Exercise aim: Write the data below out exactly as it stands. Do not include the pictures.
··· Source data
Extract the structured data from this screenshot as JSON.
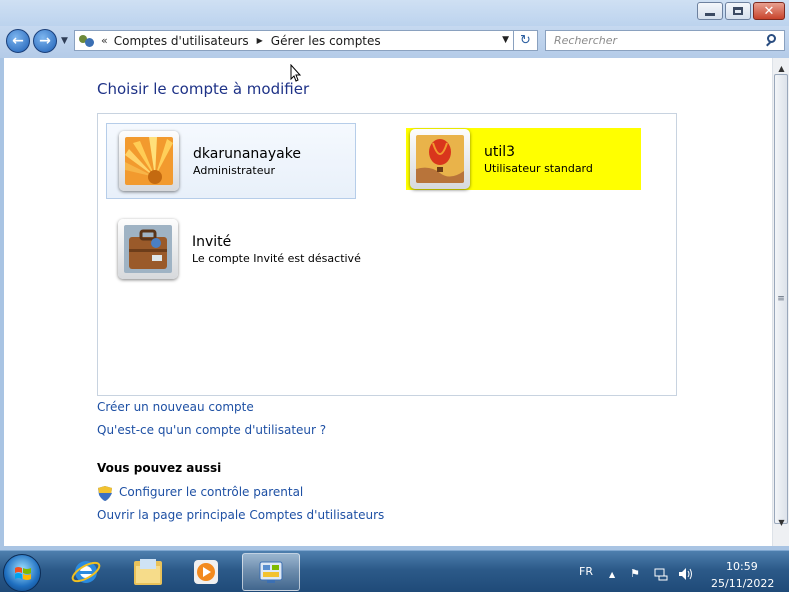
{
  "window": {
    "controls": {
      "minimize": "minimize",
      "maximize": "maximize",
      "close": "close"
    }
  },
  "navigation": {
    "back_icon": "back-arrow-icon",
    "forward_icon": "forward-arrow-icon",
    "breadcrumb_overflow": "«",
    "breadcrumbs": [
      "Comptes d'utilisateurs",
      "Gérer les comptes"
    ],
    "search_placeholder": "Rechercher"
  },
  "main": {
    "title": "Choisir le compte à modifier",
    "accounts": [
      {
        "name": "dkarunanayake",
        "role": "Administrateur",
        "avatar": "flower-avatar"
      },
      {
        "name": "util3",
        "role": "Utilisateur standard",
        "avatar": "balloon-avatar",
        "highlight_color": "#ffff00"
      },
      {
        "name": "Invité",
        "role": "Le compte Invité est désactivé",
        "avatar": "suitcase-avatar"
      }
    ],
    "links": {
      "create_account": "Créer un nouveau compte",
      "what_is_account": "Qu'est-ce qu'un compte d'utilisateur ?"
    },
    "also": {
      "heading": "Vous pouvez aussi",
      "parental_control": "Configurer le contrôle parental",
      "main_page": "Ouvrir la page principale Comptes d'utilisateurs"
    }
  },
  "taskbar": {
    "apps": [
      "internet-explorer-icon",
      "file-explorer-icon",
      "media-player-icon",
      "control-panel-icon"
    ],
    "language": "FR",
    "time": "10:59",
    "date": "25/11/2022"
  },
  "colors": {
    "link": "#1e50a4",
    "title": "#1e3287",
    "highlight": "#ffff00"
  }
}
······
Output for this task:
Extract the structured data from this screenshot as JSON.
{
  "window": {
    "controls": {
      "minimize": "minimize",
      "maximize": "maximize",
      "close": "close"
    }
  },
  "navigation": {
    "back_icon": "back-arrow-icon",
    "forward_icon": "forward-arrow-icon",
    "breadcrumb_overflow": "«",
    "breadcrumbs": [
      "Comptes d'utilisateurs",
      "Gérer les comptes"
    ],
    "search_placeholder": "Rechercher"
  },
  "main": {
    "title": "Choisir le compte à modifier",
    "accounts": [
      {
        "name": "dkarunanayake",
        "role": "Administrateur",
        "avatar": "flower-avatar"
      },
      {
        "name": "util3",
        "role": "Utilisateur standard",
        "avatar": "balloon-avatar",
        "highlight_color": "#ffff00"
      },
      {
        "name": "Invité",
        "role": "Le compte Invité est désactivé",
        "avatar": "suitcase-avatar"
      }
    ],
    "links": {
      "create_account": "Créer un nouveau compte",
      "what_is_account": "Qu'est-ce qu'un compte d'utilisateur ?"
    },
    "also": {
      "heading": "Vous pouvez aussi",
      "parental_control": "Configurer le contrôle parental",
      "main_page": "Ouvrir la page principale Comptes d'utilisateurs"
    }
  },
  "taskbar": {
    "apps": [
      "internet-explorer-icon",
      "file-explorer-icon",
      "media-player-icon",
      "control-panel-icon"
    ],
    "language": "FR",
    "time": "10:59",
    "date": "25/11/2022"
  },
  "colors": {
    "link": "#1e50a4",
    "title": "#1e3287",
    "highlight": "#ffff00"
  }
}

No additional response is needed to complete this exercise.